Poster of Ajantrik...
Poster of Ajantrik…

I have always believed that any form of art has two paths for a potential learner or a practitioner, either you follow history or you define your own path. Ghatak was the pioneer of establishing the thought that film making was his signature language. He interpreted a screenplay with “never seen before” treatments and wished to introduce some new-fangled means to capture motion picture. His efforts in introducing a different and distorted musical forms as background scores, and his experimental form of cinema does hardly reflect in any commercial film maker’s work in times after Ghatak. The parallel or alternate cinema movement in India experienced the trio-preamble of Satyajit Ray, Mrinal Sen and Ritwik Ghatak as they lead from the front. As described earlier in my blog, Indian film is growing towards debris of senseless Indian cinema apart from a few silver linings behind the black clouds of commercialization, 100 crore clubs and box office illusions!

A still from Meghe Dhaka Tara.
A still from Meghe Dhaka Tara.
The man with the camera that spoke about life.
The man with the camera that spoke about life.

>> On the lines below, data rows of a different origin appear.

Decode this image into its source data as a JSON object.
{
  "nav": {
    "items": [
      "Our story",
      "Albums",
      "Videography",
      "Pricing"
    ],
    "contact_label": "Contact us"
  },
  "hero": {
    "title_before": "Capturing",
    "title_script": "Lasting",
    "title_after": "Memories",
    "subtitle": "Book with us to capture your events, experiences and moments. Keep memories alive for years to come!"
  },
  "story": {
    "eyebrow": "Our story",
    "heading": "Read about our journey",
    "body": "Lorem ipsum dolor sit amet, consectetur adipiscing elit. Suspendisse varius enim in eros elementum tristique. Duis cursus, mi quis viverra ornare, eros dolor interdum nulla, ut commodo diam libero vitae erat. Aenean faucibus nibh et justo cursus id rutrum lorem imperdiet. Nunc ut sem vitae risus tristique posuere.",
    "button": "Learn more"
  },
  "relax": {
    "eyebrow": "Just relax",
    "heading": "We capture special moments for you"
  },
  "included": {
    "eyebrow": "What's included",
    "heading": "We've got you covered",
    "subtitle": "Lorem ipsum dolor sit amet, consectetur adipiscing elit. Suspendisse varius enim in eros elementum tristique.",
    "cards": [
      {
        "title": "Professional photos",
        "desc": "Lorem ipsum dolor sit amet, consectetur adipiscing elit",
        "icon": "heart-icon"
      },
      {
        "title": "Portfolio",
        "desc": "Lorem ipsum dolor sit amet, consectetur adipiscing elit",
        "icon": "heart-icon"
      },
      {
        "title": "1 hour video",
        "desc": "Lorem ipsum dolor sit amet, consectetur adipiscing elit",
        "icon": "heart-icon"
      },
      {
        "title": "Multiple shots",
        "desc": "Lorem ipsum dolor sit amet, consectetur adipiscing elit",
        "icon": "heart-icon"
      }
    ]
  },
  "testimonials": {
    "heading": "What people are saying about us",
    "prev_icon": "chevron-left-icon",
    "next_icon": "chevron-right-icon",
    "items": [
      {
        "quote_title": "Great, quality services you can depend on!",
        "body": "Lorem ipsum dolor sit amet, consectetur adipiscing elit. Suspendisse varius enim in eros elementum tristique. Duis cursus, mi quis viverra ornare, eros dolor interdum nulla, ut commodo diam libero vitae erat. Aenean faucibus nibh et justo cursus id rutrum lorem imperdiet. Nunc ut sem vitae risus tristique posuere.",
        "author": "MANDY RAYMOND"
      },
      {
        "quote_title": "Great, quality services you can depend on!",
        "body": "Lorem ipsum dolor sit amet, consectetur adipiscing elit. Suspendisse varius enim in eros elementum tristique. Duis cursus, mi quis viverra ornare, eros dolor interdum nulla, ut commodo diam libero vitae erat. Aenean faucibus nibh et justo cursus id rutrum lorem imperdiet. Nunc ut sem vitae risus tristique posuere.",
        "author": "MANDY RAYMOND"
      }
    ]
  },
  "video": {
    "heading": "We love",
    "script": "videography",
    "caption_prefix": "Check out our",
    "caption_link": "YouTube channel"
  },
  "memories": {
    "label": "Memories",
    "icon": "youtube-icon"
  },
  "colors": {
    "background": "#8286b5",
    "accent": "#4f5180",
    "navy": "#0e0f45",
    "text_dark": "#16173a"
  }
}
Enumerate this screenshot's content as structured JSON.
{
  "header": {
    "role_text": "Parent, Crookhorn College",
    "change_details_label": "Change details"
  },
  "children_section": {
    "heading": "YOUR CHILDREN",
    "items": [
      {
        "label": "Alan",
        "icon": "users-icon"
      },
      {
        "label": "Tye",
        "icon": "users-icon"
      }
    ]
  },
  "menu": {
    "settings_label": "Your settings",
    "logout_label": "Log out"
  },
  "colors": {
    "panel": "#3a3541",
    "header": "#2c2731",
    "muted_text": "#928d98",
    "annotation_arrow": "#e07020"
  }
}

The Indian film Industry was always synonymous to the films produced in Bombay (now Mumbai) and the regional industries were fatigued with similar theater portrayals and poor commercial cinemas with melodramatic stories and baseless song sequences. The trio Ghatak, Sen and Ray gave Indians something more to chew upon. The films made by these film makers are still acclaimed as text materials for film students and even their millionth view have some special delicacies for your mind. However, their efforts and plea to our countrymen are distant echoes. Ghatak died before puking blood for many months! I believe, it was not alcohol and its consequences but the disillusion brought into his life due to the unfathomable pain of being this ill-treated visionary of this country.

Bengal was and is always ahead of the country whenever a discussion on films and other forms of art commence and audiences in Bengal get respect as authors and speakers deliver something that meaningful which hardly gets a resonance in any other part of the country. This is where we are and we are here because Ghatak and his contemporary film makers gave us that recognition! Although an afterthought, a tribute to Ray and a tribute to Mrinal Sen were nothing but an image of what I want to convey here in this homage article to one of the most incredible film makers of this country. My article could hardly reflect his enormous contribution towards Indian cinema, so, for something more meaningful that actually depicts his work I would like you all to go through this.

Signing of from the desk of mymotionpicture till i find some more logically disputing stories to chew upon…